## What is required
Give every entry again, exactly as it stands.

## Exercise inputs
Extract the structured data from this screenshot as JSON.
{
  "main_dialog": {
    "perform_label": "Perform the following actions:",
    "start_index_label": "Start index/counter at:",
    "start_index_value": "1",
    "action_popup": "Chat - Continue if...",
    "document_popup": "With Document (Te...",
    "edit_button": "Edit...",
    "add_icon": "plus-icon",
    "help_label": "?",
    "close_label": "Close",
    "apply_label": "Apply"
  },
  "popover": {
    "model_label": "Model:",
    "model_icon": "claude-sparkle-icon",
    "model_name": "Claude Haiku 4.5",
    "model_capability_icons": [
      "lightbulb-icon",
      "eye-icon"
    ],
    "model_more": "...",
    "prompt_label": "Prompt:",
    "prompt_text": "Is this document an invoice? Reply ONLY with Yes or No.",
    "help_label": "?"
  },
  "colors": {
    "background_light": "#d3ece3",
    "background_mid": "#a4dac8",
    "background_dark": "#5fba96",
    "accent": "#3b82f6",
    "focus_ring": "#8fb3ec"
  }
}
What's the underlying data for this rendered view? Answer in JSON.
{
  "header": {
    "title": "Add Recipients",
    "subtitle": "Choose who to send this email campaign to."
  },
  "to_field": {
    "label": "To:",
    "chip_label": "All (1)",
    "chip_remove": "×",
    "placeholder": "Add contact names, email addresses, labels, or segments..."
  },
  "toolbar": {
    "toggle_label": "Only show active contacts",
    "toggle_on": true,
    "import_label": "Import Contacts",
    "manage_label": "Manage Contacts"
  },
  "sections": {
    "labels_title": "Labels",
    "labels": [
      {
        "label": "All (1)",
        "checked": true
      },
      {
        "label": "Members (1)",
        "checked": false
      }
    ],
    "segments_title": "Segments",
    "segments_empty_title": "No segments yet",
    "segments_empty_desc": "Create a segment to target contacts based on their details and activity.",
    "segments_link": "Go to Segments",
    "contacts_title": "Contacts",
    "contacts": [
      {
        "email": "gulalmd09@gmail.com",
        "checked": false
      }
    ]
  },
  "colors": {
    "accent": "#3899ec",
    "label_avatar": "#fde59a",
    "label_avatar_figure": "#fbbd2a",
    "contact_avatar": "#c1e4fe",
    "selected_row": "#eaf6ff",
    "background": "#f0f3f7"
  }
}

## Written answer
Extract the structured data from this screenshot as JSON.
{
  "main_dialog": {
    "perform_label": "Perform the following actions:",
    "start_index_label": "Start index/counter at:",
    "start_index_value": "1",
    "action_popup": "Chat - Continue if...",
    "document_popup": "With Document (Te...",
    "edit_button": "Edit...",
    "add_icon": "plus-icon",
    "help_label": "?",
    "close_label": "Close",
    "apply_label": "Apply"
  },
  "popover": {
    "model_label": "Model:",
    "model_icon": "claude-sparkle-icon",
    "model_name": "Claude Haiku 4.5",
    "model_capability_icons": [
      "lightbulb-icon",
      "eye-icon"
    ],
    "model_more": "...",
    "prompt_label": "Prompt:",
    "prompt_text": "Is this document an invoice? Reply ONLY with Yes or No.",
    "help_label": "?"
  },
  "colors": {
    "background_light": "#d3ece3",
    "background_mid": "#a4dac8",
    "background_dark": "#5fba96",
    "accent": "#3b82f6",
    "focus_ring": "#8fb3ec"
  }
}
What's the underlying data for this rendered view? Answer in JSON.
{
  "header": {
    "title": "Add Recipients",
    "subtitle": "Choose who to send this email campaign to."
  },
  "to_field": {
    "label": "To:",
    "chip_label": "All (1)",
    "chip_remove": "×",
    "placeholder": "Add contact names, email addresses, labels, or segments..."
  },
  "toolbar": {
    "toggle_label": "Only show active contacts",
    "toggle_on": true,
    "import_label": "Import Contacts",
    "manage_label": "Manage Contacts"
  },
  "sections": {
    "labels_title": "Labels",
    "labels": [
      {
        "label": "All (1)",
        "checked": true
      },
      {
        "label": "Members (1)",
        "checked": false
      }
    ],
    "segments_title": "Segments",
    "segments_empty_title": "No segments yet",
    "segments_empty_desc": "Create a segment to target contacts based on their details and activity.",
    "segments_link": "Go to Segments",
    "contacts_title": "Contacts",
    "contacts": [
      {
        "email": "gulalmd09@gmail.com",
        "checked": false
      }
    ]
  },
  "colors": {
    "accent": "#3899ec",
    "label_avatar": "#fde59a",
    "label_avatar_figure": "#fbbd2a",
    "contact_avatar": "#c1e4fe",
    "selected_row": "#eaf6ff",
    "background": "#f0f3f7"
  }
}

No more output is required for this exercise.